### Records contained in a dataset:
#####
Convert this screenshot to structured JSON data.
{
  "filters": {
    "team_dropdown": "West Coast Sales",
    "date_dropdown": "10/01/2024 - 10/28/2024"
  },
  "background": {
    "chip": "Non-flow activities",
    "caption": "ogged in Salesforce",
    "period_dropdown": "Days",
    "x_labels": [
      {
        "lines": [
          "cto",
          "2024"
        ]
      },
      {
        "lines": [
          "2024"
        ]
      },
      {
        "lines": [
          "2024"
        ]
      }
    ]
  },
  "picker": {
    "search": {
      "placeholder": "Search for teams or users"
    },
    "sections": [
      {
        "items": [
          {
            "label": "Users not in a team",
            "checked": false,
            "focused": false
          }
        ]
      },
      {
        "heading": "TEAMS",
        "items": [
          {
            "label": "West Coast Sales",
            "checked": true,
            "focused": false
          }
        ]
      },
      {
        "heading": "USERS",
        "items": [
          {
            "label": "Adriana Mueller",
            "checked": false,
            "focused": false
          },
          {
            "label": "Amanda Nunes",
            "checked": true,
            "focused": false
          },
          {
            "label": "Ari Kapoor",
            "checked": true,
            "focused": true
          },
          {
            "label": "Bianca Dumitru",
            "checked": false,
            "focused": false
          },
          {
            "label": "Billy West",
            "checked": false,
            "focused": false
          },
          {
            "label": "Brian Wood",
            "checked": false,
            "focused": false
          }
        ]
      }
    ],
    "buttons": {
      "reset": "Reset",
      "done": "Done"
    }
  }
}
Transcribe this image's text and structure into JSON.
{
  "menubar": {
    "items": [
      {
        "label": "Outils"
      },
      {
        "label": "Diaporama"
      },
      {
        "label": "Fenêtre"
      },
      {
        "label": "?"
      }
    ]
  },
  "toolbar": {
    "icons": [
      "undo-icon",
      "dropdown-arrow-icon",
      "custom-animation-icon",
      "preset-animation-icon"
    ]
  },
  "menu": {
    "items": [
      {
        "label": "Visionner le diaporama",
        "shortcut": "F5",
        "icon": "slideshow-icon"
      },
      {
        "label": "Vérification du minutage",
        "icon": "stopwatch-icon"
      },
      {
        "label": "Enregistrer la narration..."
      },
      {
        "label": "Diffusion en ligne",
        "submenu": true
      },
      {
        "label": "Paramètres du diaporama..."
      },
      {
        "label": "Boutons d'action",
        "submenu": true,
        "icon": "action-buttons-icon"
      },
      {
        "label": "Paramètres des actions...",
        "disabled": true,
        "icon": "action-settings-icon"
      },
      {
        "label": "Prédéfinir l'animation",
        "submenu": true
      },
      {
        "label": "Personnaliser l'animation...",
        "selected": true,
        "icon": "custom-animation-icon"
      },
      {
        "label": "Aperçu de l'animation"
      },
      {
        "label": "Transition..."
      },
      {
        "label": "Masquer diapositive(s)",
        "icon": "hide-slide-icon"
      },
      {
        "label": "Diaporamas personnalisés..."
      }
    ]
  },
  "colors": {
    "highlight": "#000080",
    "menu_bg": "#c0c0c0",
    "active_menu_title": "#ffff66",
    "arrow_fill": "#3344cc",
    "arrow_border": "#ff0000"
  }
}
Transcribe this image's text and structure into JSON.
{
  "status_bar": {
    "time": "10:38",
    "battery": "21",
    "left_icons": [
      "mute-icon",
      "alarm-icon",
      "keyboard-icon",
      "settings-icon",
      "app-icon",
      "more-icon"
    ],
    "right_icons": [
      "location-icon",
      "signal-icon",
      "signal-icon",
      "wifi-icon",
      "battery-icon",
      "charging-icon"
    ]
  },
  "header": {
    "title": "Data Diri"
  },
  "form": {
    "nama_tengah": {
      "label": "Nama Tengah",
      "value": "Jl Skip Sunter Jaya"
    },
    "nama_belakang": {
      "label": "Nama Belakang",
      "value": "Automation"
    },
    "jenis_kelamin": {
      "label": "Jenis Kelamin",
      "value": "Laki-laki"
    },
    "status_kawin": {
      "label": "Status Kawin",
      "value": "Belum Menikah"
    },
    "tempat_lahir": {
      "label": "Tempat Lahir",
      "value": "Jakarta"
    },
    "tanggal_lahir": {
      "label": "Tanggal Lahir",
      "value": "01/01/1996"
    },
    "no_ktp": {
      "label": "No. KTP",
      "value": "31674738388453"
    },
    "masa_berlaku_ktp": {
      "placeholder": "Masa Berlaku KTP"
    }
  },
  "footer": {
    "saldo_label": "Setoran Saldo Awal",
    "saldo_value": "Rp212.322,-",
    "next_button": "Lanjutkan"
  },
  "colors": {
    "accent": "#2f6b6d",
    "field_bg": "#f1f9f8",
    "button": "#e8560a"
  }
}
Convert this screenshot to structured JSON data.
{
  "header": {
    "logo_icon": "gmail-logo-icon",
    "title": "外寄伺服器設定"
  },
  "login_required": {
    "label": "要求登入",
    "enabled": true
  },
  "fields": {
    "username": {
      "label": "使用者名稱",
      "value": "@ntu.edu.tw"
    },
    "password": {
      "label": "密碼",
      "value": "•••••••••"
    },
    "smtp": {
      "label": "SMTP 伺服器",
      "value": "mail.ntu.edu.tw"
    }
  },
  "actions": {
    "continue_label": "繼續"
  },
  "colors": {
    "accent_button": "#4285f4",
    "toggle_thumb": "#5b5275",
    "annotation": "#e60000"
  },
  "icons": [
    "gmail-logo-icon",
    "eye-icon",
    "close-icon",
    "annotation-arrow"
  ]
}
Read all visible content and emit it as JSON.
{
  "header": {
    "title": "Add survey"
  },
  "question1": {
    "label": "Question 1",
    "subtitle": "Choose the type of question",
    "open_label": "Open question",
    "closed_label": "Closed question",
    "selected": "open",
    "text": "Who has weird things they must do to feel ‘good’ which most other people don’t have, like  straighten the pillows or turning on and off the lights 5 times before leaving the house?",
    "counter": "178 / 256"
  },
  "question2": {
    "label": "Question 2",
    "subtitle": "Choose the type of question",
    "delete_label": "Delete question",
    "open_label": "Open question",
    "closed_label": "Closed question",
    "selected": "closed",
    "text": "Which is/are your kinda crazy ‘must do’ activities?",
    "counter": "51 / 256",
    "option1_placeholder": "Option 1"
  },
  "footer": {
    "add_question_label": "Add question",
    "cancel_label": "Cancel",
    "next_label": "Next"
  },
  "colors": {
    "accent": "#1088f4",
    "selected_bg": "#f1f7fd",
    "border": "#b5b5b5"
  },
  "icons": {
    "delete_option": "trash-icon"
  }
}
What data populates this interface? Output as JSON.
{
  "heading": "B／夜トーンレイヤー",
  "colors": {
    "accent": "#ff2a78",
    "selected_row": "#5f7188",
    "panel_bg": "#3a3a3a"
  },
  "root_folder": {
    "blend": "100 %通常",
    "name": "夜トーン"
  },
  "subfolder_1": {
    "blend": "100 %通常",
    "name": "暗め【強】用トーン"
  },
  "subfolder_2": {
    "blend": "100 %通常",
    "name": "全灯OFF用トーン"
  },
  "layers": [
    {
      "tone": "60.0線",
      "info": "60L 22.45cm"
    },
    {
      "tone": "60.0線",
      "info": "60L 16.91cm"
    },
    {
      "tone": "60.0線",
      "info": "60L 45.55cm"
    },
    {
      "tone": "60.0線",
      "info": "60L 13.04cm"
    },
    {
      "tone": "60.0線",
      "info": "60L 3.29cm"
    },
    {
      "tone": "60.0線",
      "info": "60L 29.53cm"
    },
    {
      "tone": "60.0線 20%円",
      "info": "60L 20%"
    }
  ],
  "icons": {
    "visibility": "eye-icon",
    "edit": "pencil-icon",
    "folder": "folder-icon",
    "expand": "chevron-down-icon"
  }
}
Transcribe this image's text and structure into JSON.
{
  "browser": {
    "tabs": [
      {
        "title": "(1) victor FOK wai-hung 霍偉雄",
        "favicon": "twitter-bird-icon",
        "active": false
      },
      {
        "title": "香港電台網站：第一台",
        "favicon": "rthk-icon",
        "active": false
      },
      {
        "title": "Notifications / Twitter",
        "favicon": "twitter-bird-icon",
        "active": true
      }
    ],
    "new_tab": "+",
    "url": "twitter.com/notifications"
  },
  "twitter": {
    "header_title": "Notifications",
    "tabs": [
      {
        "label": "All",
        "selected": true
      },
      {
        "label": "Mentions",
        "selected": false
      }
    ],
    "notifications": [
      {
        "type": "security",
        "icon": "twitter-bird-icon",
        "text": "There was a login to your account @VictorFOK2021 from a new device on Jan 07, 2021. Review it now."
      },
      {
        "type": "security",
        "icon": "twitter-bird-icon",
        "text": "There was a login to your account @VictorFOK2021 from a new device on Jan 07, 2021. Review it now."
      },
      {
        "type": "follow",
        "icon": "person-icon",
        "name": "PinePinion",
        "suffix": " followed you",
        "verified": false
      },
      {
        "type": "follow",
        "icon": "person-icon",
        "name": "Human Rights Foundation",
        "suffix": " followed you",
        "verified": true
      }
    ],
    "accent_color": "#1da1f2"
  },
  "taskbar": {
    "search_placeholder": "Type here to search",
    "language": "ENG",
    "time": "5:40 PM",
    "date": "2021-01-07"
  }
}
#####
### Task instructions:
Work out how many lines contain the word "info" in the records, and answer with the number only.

### Response:
7